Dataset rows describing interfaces

--

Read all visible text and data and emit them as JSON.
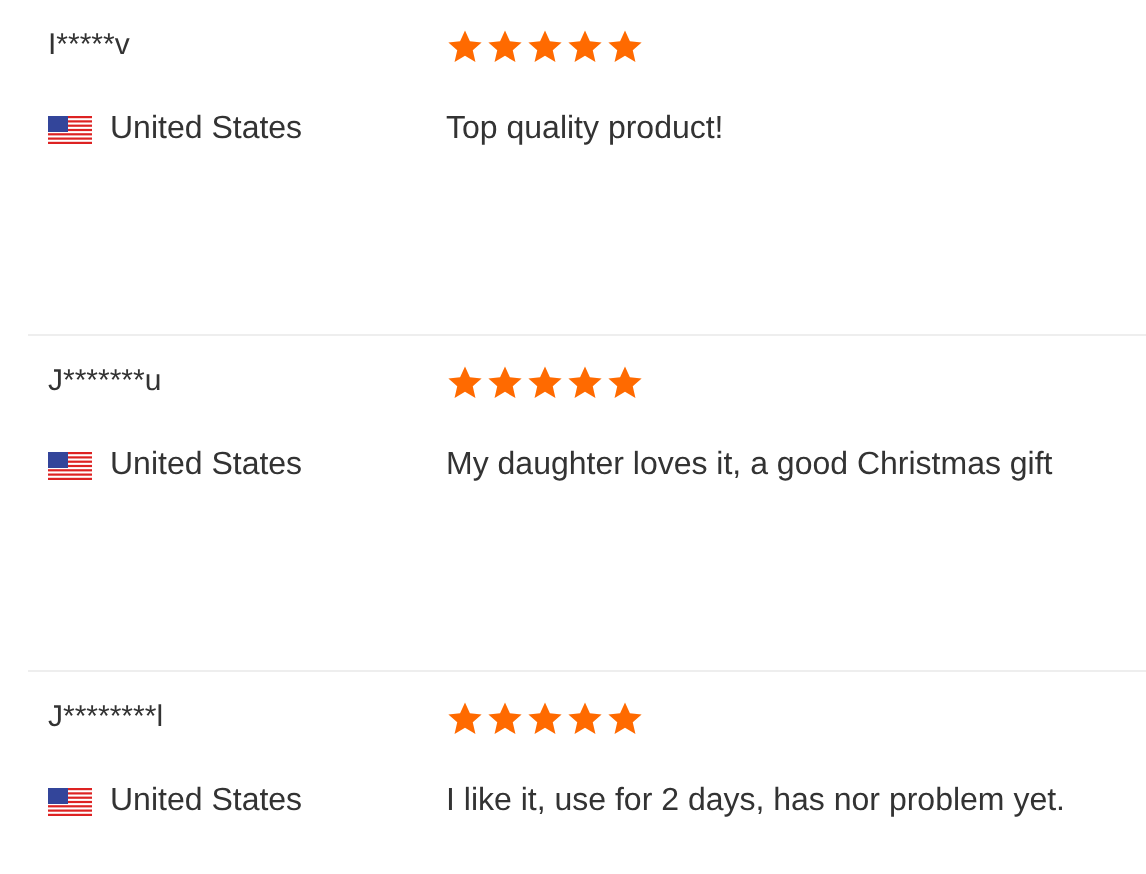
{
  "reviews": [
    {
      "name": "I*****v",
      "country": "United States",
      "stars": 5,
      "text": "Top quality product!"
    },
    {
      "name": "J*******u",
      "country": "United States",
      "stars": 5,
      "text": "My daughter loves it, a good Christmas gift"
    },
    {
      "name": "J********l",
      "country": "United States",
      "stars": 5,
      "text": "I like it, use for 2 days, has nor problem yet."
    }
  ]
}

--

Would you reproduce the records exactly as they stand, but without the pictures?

Read all visible text and data and emit them as JSON.
{
  "reviews": [
    {
      "name": "I*****v",
      "country": "United States",
      "stars": 5,
      "text": "Top quality product!"
    },
    {
      "name": "J*******u",
      "country": "United States",
      "stars": 5,
      "text": "My daughter loves it, a good Christmas gift"
    },
    {
      "name": "J********l",
      "country": "United States",
      "stars": 5,
      "text": "I like it, use for 2 days, has nor problem yet."
    }
  ]
}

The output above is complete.